*** Opening Dataset content ***

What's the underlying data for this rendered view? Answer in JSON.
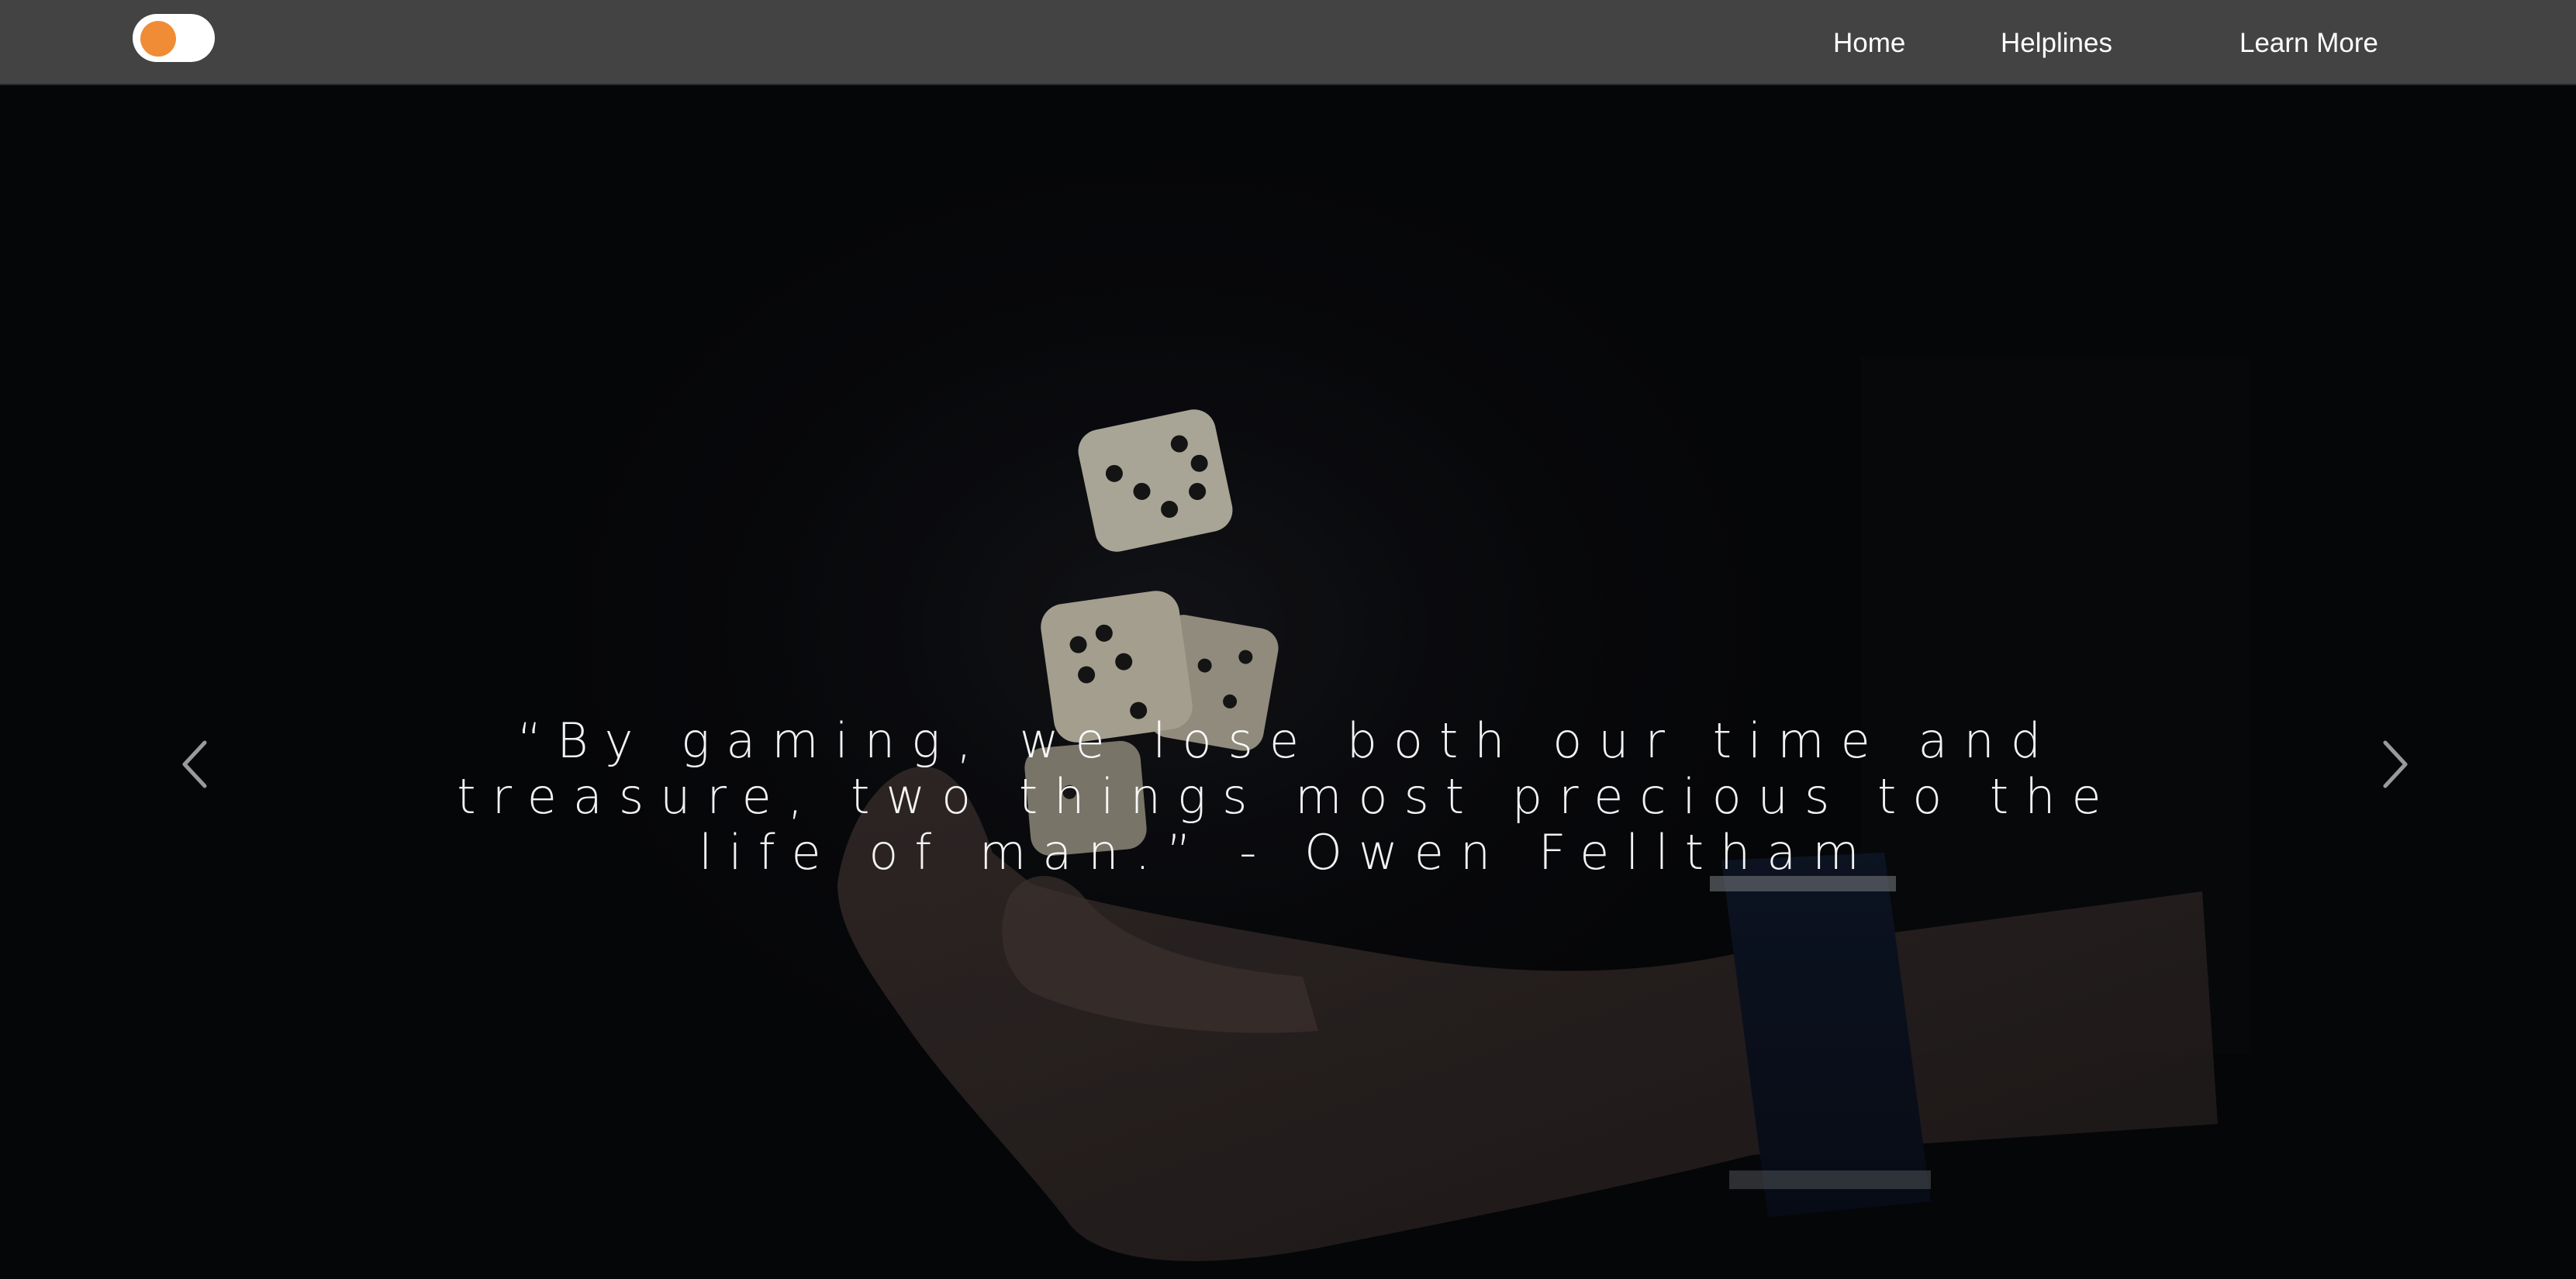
{
  "nav": {
    "theme_toggle": {
      "state": "off",
      "knob_color": "#f08c36"
    },
    "links": [
      {
        "label": "Home"
      },
      {
        "label": "Helplines"
      },
      {
        "label": "Learn More"
      }
    ]
  },
  "hero": {
    "quote": "“By gaming, we lose both our time and treasure, two things most precious to the life of man.” - Owen Felltham",
    "prev_icon": "chevron-left-icon",
    "next_icon": "chevron-right-icon"
  },
  "colors": {
    "navbar_bg": "#434343",
    "hero_bg": "#07080b",
    "accent": "#f08c36",
    "text": "#ffffff"
  }
}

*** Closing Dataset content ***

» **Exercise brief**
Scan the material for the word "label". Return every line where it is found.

» **Response area**
        "label": "Home"
        "label": "Helplines"
        "label": "Learn More"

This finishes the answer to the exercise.